(September 2008) Because the Willows Reproductive Health Project reaches out to poor women in many communities in Turkey, no one will know precisely the identity or location of the 1-millionth woman served. However, by the end of 2008 it is likely that a new client in one of Willows’ sites will represent that magical number. The statistic itself will not be an estimate: within nine years, the project will have reached over 1 million women, contacting each woman individually and keeping records on her demographic profile, health status and reproductive history, and fertility intentions and needs.
Officially entitled the Willows Foundation Community-Based Reproductive Rights and Health Information, Education and Referral Services Project, this remarkable community-based program is commonly known as the Willows Reproductive Health Project or more simply, the Willows Project. Because the project appears to unfold so seamlessly, many people who have come to Turkey to observe its operation are unaware of the behind-the-scenes planning, monitoring, and local adjustments it requires. It has taken not only a grand vision but also practical, efficient management to coordinate its many moving parts: extensive baseline research; recruitment and training of community volunteers to do outreach; working with local political leaders, government health officials, and clinic staff to gain support for the project and improve services at clinics; partnerships with universities and other agencies; monitoring and evaluation; and a detailed recordkeeping system. The results are impressive: a significant rise in contraception and other reproductive health behaviors, improved health services, increased use of those health services, and empowered field workers.
This booklet describes the origin and development of the Willows Project—a successful, sustainable, and replicable model for improving reproductive health.

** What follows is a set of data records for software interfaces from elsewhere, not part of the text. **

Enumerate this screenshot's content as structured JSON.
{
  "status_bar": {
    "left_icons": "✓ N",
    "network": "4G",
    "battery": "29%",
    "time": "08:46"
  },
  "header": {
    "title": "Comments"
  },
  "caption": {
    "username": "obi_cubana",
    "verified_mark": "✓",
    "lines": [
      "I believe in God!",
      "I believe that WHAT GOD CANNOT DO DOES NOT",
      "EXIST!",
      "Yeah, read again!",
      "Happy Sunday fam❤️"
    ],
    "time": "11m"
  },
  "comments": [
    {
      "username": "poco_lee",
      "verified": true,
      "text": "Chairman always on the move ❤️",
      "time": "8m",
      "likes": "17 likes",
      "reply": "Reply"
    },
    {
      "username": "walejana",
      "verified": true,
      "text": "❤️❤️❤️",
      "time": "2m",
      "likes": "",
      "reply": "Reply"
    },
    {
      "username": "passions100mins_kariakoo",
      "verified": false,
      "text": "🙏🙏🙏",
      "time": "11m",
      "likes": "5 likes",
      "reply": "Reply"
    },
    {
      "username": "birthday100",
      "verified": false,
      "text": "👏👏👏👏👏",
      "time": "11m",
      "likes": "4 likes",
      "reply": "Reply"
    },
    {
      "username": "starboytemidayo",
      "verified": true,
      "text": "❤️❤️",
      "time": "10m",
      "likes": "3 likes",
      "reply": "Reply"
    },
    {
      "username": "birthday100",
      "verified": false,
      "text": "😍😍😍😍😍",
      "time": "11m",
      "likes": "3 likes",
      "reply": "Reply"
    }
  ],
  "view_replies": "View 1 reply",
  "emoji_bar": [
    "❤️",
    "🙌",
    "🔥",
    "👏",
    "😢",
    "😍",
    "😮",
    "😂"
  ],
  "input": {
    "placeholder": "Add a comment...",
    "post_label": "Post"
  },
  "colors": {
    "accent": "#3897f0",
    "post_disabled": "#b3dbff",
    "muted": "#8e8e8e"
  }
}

Elaine M. Murphy is chair, Willows Foundation Board of Directors, and Bixby Visiting Scholar, Population Reference Bureau.